#### [Supplied records]
== Segment start ==

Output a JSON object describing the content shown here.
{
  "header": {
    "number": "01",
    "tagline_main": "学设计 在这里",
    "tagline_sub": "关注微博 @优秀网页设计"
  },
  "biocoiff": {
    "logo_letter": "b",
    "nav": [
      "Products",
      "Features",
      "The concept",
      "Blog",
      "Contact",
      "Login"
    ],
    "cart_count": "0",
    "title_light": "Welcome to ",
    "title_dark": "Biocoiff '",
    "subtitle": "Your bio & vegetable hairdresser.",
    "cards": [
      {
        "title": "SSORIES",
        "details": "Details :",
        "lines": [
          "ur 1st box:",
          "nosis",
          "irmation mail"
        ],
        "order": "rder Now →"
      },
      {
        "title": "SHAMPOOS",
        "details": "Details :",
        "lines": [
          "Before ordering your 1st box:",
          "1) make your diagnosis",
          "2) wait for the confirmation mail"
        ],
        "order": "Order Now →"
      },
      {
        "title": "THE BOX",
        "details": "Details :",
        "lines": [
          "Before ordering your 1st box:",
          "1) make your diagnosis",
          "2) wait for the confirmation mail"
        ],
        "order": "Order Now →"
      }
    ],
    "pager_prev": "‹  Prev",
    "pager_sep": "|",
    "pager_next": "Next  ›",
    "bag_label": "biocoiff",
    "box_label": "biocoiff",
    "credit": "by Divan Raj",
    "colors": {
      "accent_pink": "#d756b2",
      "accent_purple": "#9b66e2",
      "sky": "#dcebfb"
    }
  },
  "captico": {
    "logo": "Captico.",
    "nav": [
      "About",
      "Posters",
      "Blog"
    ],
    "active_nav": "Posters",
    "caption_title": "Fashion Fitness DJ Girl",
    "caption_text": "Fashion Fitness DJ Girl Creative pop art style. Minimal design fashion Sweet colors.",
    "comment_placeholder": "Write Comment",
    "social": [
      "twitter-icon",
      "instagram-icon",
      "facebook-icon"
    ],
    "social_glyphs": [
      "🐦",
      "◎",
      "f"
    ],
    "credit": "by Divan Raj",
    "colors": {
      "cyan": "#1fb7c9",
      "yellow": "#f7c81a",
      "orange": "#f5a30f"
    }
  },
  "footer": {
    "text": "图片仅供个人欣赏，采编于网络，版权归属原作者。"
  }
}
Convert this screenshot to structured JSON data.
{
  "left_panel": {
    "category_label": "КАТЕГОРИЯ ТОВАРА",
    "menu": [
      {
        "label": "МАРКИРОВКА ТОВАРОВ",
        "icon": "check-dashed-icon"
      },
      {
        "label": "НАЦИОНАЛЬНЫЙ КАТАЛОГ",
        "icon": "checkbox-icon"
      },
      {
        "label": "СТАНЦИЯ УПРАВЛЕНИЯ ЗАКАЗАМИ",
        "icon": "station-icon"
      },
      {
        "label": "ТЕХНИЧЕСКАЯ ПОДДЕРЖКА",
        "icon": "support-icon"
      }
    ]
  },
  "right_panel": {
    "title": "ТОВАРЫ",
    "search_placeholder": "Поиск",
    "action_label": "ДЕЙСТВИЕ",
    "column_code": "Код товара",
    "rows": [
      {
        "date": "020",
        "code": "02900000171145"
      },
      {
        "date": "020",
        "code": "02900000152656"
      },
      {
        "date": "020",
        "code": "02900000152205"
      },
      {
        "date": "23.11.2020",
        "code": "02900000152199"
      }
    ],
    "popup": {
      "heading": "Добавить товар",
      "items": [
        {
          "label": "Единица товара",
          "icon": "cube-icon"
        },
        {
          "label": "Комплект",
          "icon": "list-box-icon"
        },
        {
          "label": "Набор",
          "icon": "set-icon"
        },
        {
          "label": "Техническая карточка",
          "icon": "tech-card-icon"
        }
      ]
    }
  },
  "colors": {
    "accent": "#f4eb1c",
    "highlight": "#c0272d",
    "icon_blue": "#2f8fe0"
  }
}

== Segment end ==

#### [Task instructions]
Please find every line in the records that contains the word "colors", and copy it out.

#### [Solution to this exercise]
    "colors": {
    "caption_text": "Fashion Fitness DJ Girl Creative pop art style. Minimal design fashion Sweet colors.",
    "colors": {
  "colors": {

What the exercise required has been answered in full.